▶ _Try it_
Your reply should be the complete data, reproduced exactly.

Records from a collection:
________

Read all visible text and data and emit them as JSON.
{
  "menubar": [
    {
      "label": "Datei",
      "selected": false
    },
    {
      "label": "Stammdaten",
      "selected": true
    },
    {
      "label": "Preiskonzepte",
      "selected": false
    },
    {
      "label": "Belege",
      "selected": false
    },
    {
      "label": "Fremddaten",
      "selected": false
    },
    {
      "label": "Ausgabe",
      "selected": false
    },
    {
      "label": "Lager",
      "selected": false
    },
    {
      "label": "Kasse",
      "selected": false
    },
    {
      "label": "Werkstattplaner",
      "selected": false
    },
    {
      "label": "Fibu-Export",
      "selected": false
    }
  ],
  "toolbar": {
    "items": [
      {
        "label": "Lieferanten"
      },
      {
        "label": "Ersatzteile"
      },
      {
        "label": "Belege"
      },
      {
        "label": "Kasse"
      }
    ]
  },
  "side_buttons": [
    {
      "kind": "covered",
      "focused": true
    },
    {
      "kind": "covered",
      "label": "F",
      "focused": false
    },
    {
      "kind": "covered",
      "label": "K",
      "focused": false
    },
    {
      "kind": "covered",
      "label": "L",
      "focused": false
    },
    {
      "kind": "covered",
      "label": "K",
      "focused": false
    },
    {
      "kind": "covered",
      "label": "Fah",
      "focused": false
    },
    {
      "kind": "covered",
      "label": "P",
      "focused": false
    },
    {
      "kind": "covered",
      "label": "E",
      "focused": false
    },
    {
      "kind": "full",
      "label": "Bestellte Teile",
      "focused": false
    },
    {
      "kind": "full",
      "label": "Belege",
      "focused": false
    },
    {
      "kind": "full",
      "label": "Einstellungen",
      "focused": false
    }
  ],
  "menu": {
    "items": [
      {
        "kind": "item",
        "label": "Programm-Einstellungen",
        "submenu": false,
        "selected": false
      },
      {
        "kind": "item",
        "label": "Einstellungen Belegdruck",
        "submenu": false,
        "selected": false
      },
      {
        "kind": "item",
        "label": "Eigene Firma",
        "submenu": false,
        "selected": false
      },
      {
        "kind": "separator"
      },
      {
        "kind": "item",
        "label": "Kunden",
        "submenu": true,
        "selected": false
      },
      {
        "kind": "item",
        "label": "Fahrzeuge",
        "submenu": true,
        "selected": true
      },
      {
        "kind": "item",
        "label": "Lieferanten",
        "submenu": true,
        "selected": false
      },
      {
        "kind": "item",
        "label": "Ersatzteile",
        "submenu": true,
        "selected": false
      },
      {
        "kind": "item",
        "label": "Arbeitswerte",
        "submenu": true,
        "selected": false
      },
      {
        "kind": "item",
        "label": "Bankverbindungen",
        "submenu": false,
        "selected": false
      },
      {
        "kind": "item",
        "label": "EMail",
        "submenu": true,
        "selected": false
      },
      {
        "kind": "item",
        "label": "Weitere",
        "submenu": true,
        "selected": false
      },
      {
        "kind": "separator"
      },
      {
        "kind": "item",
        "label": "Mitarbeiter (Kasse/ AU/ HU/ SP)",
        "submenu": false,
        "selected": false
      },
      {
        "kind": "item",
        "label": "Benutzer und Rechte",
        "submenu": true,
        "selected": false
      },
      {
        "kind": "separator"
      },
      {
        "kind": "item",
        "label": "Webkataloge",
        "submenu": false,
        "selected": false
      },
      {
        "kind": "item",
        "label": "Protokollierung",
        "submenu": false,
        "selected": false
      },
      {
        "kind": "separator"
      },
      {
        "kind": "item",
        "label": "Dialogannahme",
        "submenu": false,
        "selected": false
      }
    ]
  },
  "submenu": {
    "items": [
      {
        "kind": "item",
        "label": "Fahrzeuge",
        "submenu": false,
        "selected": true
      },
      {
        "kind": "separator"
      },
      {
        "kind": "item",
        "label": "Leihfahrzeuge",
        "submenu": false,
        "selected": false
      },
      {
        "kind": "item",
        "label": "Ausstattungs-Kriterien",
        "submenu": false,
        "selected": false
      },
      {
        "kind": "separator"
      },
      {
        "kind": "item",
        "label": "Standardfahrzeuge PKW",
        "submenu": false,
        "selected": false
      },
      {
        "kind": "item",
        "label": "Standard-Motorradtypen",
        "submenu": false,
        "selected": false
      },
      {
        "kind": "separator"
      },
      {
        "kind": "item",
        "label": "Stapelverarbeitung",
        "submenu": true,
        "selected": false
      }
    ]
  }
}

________

▶ _Result for this task_
Read all visible text and data and emit them as JSON.
{
  "menubar": [
    {
      "label": "Datei",
      "selected": false
    },
    {
      "label": "Stammdaten",
      "selected": true
    },
    {
      "label": "Preiskonzepte",
      "selected": false
    },
    {
      "label": "Belege",
      "selected": false
    },
    {
      "label": "Fremddaten",
      "selected": false
    },
    {
      "label": "Ausgabe",
      "selected": false
    },
    {
      "label": "Lager",
      "selected": false
    },
    {
      "label": "Kasse",
      "selected": false
    },
    {
      "label": "Werkstattplaner",
      "selected": false
    },
    {
      "label": "Fibu-Export",
      "selected": false
    }
  ],
  "toolbar": {
    "items": [
      {
        "label": "Lieferanten"
      },
      {
        "label": "Ersatzteile"
      },
      {
        "label": "Belege"
      },
      {
        "label": "Kasse"
      }
    ]
  },
  "side_buttons": [
    {
      "kind": "covered",
      "focused": true
    },
    {
      "kind": "covered",
      "label": "F",
      "focused": false
    },
    {
      "kind": "covered",
      "label": "K",
      "focused": false
    },
    {
      "kind": "covered",
      "label": "L",
      "focused": false
    },
    {
      "kind": "covered",
      "label": "K",
      "focused": false
    },
    {
      "kind": "covered",
      "label": "Fah",
      "focused": false
    },
    {
      "kind": "covered",
      "label": "P",
      "focused": false
    },
    {
      "kind": "covered",
      "label": "E",
      "focused": false
    },
    {
      "kind": "full",
      "label": "Bestellte Teile",
      "focused": false
    },
    {
      "kind": "full",
      "label": "Belege",
      "focused": false
    },
    {
      "kind": "full",
      "label": "Einstellungen",
      "focused": false
    }
  ],
  "menu": {
    "items": [
      {
        "kind": "item",
        "label": "Programm-Einstellungen",
        "submenu": false,
        "selected": false
      },
      {
        "kind": "item",
        "label": "Einstellungen Belegdruck",
        "submenu": false,
        "selected": false
      },
      {
        "kind": "item",
        "label": "Eigene Firma",
        "submenu": false,
        "selected": false
      },
      {
        "kind": "separator"
      },
      {
        "kind": "item",
        "label": "Kunden",
        "submenu": true,
        "selected": false
      },
      {
        "kind": "item",
        "label": "Fahrzeuge",
        "submenu": true,
        "selected": true
      },
      {
        "kind": "item",
        "label": "Lieferanten",
        "submenu": true,
        "selected": false
      },
      {
        "kind": "item",
        "label": "Ersatzteile",
        "submenu": true,
        "selected": false
      },
      {
        "kind": "item",
        "label": "Arbeitswerte",
        "submenu": true,
        "selected": false
      },
      {
        "kind": "item",
        "label": "Bankverbindungen",
        "submenu": false,
        "selected": false
      },
      {
        "kind": "item",
        "label": "EMail",
        "submenu": true,
        "selected": false
      },
      {
        "kind": "item",
        "label": "Weitere",
        "submenu": true,
        "selected": false
      },
      {
        "kind": "separator"
      },
      {
        "kind": "item",
        "label": "Mitarbeiter (Kasse/ AU/ HU/ SP)",
        "submenu": false,
        "selected": false
      },
      {
        "kind": "item",
        "label": "Benutzer und Rechte",
        "submenu": true,
        "selected": false
      },
      {
        "kind": "separator"
      },
      {
        "kind": "item",
        "label": "Webkataloge",
        "submenu": false,
        "selected": false
      },
      {
        "kind": "item",
        "label": "Protokollierung",
        "submenu": false,
        "selected": false
      },
      {
        "kind": "separator"
      },
      {
        "kind": "item",
        "label": "Dialogannahme",
        "submenu": false,
        "selected": false
      }
    ]
  },
  "submenu": {
    "items": [
      {
        "kind": "item",
        "label": "Fahrzeuge",
        "submenu": false,
        "selected": true
      },
      {
        "kind": "separator"
      },
      {
        "kind": "item",
        "label": "Leihfahrzeuge",
        "submenu": false,
        "selected": false
      },
      {
        "kind": "item",
        "label": "Ausstattungs-Kriterien",
        "submenu": false,
        "selected": false
      },
      {
        "kind": "separator"
      },
      {
        "kind": "item",
        "label": "Standardfahrzeuge PKW",
        "submenu": false,
        "selected": false
      },
      {
        "kind": "item",
        "label": "Standard-Motorradtypen",
        "submenu": false,
        "selected": false
      },
      {
        "kind": "separator"
      },
      {
        "kind": "item",
        "label": "Stapelverarbeitung",
        "submenu": true,
        "selected": false
      }
    ]
  }
}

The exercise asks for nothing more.